◆ Required work ◆
Print each record that follows exactly, leaving the pictures behind.

◆ Data extracts ◆
========================================
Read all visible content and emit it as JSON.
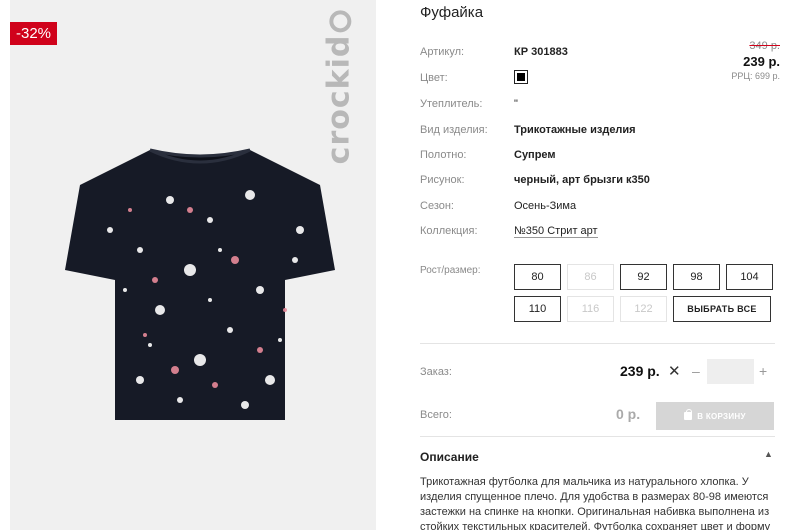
{
  "product": {
    "discount": "-32%",
    "brand": "crockid",
    "title": "Фуфайка"
  },
  "prices": {
    "old": "349 р.",
    "current": "239 р.",
    "rrc": "РРЦ: 699 р."
  },
  "attributes": {
    "article": {
      "label": "Артикул:",
      "value": "КР 301883"
    },
    "color": {
      "label": "Цвет:",
      "swatch": "#000000"
    },
    "insulation": {
      "label": "Утеплитель:",
      "value": "\""
    },
    "type": {
      "label": "Вид изделия:",
      "value": "Трикотажные изделия"
    },
    "fabric": {
      "label": "Полотно:",
      "value": "Супрем"
    },
    "pattern": {
      "label": "Рисунок:",
      "value": "черный, арт брызги к350"
    },
    "season": {
      "label": "Сезон:",
      "value": "Осень-Зима"
    },
    "collection": {
      "label": "Коллекция:",
      "value": "№350 Стрит арт"
    }
  },
  "sizes": {
    "label": "Рост/размер:",
    "items": [
      {
        "label": "80",
        "available": true
      },
      {
        "label": "86",
        "available": false
      },
      {
        "label": "92",
        "available": true
      },
      {
        "label": "98",
        "available": true
      },
      {
        "label": "104",
        "available": true
      },
      {
        "label": "110",
        "available": true
      },
      {
        "label": "116",
        "available": false
      },
      {
        "label": "122",
        "available": false
      }
    ],
    "select_all": "ВЫБРАТЬ ВСЕ"
  },
  "order": {
    "label": "Заказ:",
    "price": "239 р.",
    "times": "✕",
    "minus": "–",
    "plus": "+",
    "quantity": ""
  },
  "total": {
    "label": "Всего:",
    "value": "0 р.",
    "cart_button": "В КОРЗИНУ"
  },
  "description": {
    "heading": "Описание",
    "text": "Трикотажная футболка для мальчика из натурального хлопка. У изделия спущенное плечо. Для удобства в размерах 80-98 имеются застежки на спинке на кнопки. Оригинальная набивка выполнена из стойких текстильных красителей. Футболка сохраняет цвет и форму"
  },
  "colors": {
    "accent": "#d0021b",
    "button_disabled": "#d6d6d6"
  }
}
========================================
◆ Completed task ◆
Read all visible content and emit it as JSON.
{
  "product": {
    "discount": "-32%",
    "brand": "crockid",
    "title": "Фуфайка"
  },
  "prices": {
    "old": "349 р.",
    "current": "239 р.",
    "rrc": "РРЦ: 699 р."
  },
  "attributes": {
    "article": {
      "label": "Артикул:",
      "value": "КР 301883"
    },
    "color": {
      "label": "Цвет:",
      "swatch": "#000000"
    },
    "insulation": {
      "label": "Утеплитель:",
      "value": "\""
    },
    "type": {
      "label": "Вид изделия:",
      "value": "Трикотажные изделия"
    },
    "fabric": {
      "label": "Полотно:",
      "value": "Супрем"
    },
    "pattern": {
      "label": "Рисунок:",
      "value": "черный, арт брызги к350"
    },
    "season": {
      "label": "Сезон:",
      "value": "Осень-Зима"
    },
    "collection": {
      "label": "Коллекция:",
      "value": "№350 Стрит арт"
    }
  },
  "sizes": {
    "label": "Рост/размер:",
    "items": [
      {
        "label": "80",
        "available": true
      },
      {
        "label": "86",
        "available": false
      },
      {
        "label": "92",
        "available": true
      },
      {
        "label": "98",
        "available": true
      },
      {
        "label": "104",
        "available": true
      },
      {
        "label": "110",
        "available": true
      },
      {
        "label": "116",
        "available": false
      },
      {
        "label": "122",
        "available": false
      }
    ],
    "select_all": "ВЫБРАТЬ ВСЕ"
  },
  "order": {
    "label": "Заказ:",
    "price": "239 р.",
    "times": "✕",
    "minus": "–",
    "plus": "+",
    "quantity": ""
  },
  "total": {
    "label": "Всего:",
    "value": "0 р.",
    "cart_button": "В КОРЗИНУ"
  },
  "description": {
    "heading": "Описание",
    "text": "Трикотажная футболка для мальчика из натурального хлопка. У изделия спущенное плечо. Для удобства в размерах 80-98 имеются застежки на спинке на кнопки. Оригинальная набивка выполнена из стойких текстильных красителей. Футболка сохраняет цвет и форму"
  },
  "colors": {
    "accent": "#d0021b",
    "button_disabled": "#d6d6d6"
  }
}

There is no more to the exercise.